TASK REQUIREMENTS:
The only acceptable reply is the number of lines in the material below that hold "JSON".

══ TASK DATA ══

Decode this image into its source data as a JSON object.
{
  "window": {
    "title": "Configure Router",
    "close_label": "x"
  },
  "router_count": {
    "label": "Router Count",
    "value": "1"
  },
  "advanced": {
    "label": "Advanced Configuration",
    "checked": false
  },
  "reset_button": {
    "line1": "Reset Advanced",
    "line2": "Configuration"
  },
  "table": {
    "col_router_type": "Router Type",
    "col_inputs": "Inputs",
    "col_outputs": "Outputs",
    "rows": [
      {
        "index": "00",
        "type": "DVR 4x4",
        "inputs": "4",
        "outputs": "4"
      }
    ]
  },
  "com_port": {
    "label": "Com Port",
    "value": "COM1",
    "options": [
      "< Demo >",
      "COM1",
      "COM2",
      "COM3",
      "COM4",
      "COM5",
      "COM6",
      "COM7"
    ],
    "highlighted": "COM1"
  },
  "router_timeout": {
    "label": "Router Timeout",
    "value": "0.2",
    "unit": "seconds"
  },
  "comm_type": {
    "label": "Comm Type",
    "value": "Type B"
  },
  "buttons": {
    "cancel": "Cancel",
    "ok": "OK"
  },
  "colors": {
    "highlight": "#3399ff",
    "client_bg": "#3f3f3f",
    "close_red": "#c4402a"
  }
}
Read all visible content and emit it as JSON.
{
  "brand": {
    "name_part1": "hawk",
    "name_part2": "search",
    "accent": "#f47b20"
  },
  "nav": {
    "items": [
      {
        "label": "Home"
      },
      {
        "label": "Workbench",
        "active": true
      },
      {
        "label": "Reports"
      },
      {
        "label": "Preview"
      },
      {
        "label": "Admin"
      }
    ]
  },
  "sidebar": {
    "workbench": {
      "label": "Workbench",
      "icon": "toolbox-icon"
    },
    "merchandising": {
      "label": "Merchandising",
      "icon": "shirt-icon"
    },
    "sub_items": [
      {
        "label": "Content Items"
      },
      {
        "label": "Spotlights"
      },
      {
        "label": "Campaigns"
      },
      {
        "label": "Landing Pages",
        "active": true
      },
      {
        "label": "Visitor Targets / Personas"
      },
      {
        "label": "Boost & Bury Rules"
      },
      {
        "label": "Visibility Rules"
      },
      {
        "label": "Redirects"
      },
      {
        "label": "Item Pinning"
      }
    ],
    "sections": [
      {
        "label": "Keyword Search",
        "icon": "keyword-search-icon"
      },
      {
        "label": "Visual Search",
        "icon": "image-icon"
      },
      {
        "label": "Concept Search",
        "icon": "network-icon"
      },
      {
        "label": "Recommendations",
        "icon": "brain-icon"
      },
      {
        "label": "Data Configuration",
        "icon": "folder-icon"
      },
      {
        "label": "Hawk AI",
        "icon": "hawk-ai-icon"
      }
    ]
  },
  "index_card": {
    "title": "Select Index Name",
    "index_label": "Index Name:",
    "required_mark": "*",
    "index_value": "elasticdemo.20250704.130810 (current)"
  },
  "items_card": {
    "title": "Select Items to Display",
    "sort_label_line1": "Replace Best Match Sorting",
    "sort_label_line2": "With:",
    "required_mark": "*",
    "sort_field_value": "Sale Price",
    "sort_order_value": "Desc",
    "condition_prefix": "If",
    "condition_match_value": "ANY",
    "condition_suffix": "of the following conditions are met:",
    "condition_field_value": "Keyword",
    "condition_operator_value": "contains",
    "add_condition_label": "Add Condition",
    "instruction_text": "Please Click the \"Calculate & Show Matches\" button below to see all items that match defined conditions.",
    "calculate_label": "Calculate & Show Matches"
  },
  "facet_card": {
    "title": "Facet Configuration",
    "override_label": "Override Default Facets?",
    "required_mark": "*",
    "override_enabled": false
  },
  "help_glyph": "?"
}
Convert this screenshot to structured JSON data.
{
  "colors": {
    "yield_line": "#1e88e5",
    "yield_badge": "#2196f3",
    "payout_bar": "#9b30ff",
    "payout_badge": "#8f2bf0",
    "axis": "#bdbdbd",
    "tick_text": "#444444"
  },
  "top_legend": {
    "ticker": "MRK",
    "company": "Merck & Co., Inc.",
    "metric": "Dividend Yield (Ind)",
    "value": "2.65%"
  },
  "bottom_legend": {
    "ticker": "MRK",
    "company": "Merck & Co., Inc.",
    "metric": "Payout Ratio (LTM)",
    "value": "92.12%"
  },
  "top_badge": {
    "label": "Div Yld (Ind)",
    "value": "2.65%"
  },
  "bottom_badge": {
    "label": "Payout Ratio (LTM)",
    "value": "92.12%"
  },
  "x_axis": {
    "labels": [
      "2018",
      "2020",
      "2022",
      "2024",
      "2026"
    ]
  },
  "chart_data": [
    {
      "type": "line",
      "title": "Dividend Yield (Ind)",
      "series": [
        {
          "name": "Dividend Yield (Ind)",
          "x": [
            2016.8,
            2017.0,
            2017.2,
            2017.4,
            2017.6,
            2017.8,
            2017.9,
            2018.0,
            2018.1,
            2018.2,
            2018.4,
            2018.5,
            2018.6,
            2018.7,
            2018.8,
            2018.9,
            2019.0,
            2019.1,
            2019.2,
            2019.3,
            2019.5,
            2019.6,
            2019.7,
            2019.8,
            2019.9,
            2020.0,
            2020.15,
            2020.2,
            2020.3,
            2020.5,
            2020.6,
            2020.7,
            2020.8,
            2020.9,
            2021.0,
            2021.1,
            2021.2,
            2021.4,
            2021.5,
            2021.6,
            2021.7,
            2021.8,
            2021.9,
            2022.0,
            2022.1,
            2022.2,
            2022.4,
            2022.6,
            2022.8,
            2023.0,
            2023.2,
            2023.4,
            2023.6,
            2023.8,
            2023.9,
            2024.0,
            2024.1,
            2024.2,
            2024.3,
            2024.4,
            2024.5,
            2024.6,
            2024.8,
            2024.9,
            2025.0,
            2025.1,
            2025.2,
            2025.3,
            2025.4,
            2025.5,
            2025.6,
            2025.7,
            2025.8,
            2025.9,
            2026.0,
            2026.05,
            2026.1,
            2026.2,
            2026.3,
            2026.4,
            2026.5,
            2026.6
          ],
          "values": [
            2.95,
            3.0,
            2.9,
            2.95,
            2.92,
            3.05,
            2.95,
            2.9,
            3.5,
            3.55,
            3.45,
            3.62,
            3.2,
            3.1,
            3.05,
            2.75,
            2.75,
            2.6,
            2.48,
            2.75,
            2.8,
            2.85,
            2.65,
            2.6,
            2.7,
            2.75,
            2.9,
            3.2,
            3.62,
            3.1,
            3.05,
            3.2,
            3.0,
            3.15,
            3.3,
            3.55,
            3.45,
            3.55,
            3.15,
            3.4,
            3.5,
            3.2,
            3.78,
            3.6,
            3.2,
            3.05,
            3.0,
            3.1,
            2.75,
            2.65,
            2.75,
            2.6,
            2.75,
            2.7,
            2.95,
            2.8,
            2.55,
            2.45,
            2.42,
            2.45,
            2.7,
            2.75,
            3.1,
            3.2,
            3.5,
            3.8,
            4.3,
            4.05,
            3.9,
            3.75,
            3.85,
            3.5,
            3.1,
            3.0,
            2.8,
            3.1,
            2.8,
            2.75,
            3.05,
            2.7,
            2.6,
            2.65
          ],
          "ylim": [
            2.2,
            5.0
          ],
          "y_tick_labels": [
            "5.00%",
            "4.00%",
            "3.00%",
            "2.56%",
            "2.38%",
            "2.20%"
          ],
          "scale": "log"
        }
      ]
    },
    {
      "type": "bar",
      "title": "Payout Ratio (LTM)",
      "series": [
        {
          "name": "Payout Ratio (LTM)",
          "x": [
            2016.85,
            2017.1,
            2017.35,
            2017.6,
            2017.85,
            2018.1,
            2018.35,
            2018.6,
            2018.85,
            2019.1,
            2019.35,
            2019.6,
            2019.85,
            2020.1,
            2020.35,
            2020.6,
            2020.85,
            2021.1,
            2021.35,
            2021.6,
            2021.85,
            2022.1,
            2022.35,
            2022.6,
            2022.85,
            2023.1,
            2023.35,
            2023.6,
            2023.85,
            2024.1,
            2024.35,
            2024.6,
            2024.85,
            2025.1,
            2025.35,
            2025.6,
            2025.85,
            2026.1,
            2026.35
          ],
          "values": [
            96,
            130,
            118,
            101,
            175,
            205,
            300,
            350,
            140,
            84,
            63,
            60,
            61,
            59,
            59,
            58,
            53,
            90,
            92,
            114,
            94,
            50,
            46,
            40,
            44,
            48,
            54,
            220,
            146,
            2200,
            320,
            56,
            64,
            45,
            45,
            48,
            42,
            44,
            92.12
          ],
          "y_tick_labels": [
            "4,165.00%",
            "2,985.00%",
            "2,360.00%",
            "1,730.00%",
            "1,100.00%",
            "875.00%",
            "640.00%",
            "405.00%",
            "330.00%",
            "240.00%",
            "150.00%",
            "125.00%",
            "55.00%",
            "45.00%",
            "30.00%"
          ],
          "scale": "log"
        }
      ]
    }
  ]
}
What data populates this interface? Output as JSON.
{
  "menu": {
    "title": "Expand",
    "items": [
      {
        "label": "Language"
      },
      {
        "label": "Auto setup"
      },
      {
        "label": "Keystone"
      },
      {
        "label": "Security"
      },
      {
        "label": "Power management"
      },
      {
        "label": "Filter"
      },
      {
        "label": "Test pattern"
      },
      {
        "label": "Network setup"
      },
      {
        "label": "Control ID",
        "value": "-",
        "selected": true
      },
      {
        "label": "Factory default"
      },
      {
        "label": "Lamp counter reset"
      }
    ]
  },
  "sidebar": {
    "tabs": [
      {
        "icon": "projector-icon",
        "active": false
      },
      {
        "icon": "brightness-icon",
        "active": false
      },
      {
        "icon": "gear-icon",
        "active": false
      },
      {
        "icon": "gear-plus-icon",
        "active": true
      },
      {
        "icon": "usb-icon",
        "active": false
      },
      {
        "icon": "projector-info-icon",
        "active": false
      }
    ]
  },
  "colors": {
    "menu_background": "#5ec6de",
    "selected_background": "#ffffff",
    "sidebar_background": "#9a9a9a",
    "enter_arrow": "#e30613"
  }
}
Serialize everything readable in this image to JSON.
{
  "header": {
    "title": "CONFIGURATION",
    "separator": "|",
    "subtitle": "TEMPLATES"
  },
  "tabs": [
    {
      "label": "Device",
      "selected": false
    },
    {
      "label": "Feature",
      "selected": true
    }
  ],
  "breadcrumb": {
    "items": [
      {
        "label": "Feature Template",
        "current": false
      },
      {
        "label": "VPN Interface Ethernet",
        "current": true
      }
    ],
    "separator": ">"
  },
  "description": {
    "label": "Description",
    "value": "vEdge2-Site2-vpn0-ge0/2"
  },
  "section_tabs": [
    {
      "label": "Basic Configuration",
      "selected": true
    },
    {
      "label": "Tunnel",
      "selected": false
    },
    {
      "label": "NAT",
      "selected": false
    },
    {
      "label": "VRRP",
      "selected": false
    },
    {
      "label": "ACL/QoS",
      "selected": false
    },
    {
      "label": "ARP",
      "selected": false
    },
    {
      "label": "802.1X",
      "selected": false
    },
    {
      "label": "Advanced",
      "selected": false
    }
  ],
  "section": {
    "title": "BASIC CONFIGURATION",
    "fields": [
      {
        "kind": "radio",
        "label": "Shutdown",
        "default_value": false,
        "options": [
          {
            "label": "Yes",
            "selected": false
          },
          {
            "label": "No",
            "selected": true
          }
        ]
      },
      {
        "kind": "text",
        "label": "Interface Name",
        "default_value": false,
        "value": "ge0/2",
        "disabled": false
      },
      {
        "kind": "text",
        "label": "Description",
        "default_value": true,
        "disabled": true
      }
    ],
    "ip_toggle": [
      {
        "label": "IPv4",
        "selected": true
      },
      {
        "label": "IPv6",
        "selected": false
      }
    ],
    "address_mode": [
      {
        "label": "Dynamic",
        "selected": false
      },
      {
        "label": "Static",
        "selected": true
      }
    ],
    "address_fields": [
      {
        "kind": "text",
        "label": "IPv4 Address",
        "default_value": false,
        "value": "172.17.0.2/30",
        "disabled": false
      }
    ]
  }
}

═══

REPLY TO THE TASK:
5